To mask daily transparency while facilitating price discovery, semi-transparent ETFs are going to rely on a proxy basket that represents the ETFs’ holdings. Using a proxy basket, the models are believed to provide enough transparency to allow liquidity participants such as Authorized Participants and Market Makers the ability to create markets, manage their exposure and at the same time alleviate concerns by portfolio managers of reverse engineering the investment strategy which can lead to front-running.
Proxy based or semi-transparent models will only be allowed to hold U.S. listed equity securities, American Depository Receipts (ADR), or non U.S. listed common stocks that trade contemporaneously with the U.S.2 BNY Mellon has been working closely with the industry to refine these operating models in heading towards final approval. To assist our colleagues within the asset management industry in their decision making process, below is a comparison chart of the models highlighting both differences and similarities. With a full suite of services available to ETF issuers, BNY Mellon is prepared to help investment managers navigate these new models in order to best determine what makes sense based on their investment strategies.
Comparison of New Structures 
Can I launch under one of these models today?
A few hurdles need to be cleared before these new product structures can be brought to market. While SEC notices were received, formal approval from the Investment Management division is expected December 9th, at the earliest. Since ETFs are listed on a national stock exchange, additional listing approval is required from the SEC’s division of Trading and Markets which can take up to 240 days. To get a sense of how long approval may take, we have been tracking the approval for the first ActiveShares™ listing. On September 23rd, Trading and Markets instituted proceedings to either approve or disapprove the rule change on CBOE, known as 14.11(k) which seeks public commentary on the rule change. As of November 25, there has been no further updates to the rule proposal by the division of Trading and Markets.
 ETFGI.com; October 2019 Market Landscape
 Common stock must trade in the same time period as the U.S. equity market
 BNY Mellon internal research, November 2019
BNY Mellon is the corporate brand of The Bank of New York Mellon Corporation and may be used as a generic term to reference the corporation as a whole and/or its various subsidiaries generally.
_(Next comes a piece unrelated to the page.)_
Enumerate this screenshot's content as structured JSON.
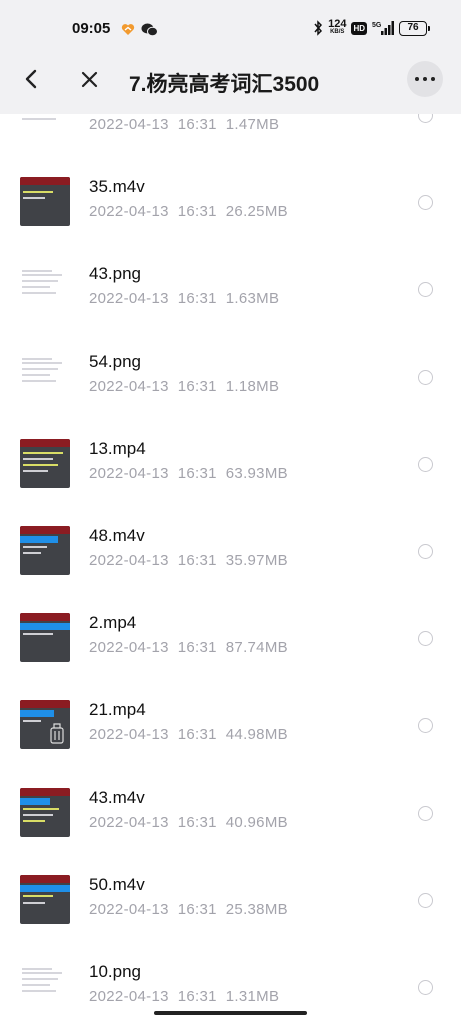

Products and services may be provided under various brand names and in various countries by subsidiaries, affiliates, and joint ventures of The Bank of New York Mellon Corporation where authorized and regulated as required within each jurisdiction. The material contained in this document, which may be considered advertising, is for general information and reference purposes only and is not intended to provide or construed as legal, tax, accounting, investment, financial or other professional advice on any matter, and is not to be used as such.
BNY Mellon assumes no direct or consequential liability for any errors in or reliance upon this material. This material may not be reproduced or disseminated in any form without the prior written permission of BNY Mellon. Trademarks, logos and other intellectual property marks belong to their respective owners.
This document, and the statements contained herein, are not an offer or solicitation to buy or sell any products (including financial products) or services or to participate in any particular strategy mentioned and should not be construed as such.
The views expressed within this article are those of the author(s) only and not those of BNY Mellon or any of its subsidiaries or affiliates.
© 2019 The Bank of New York Mellon Corporation. All rights reserved.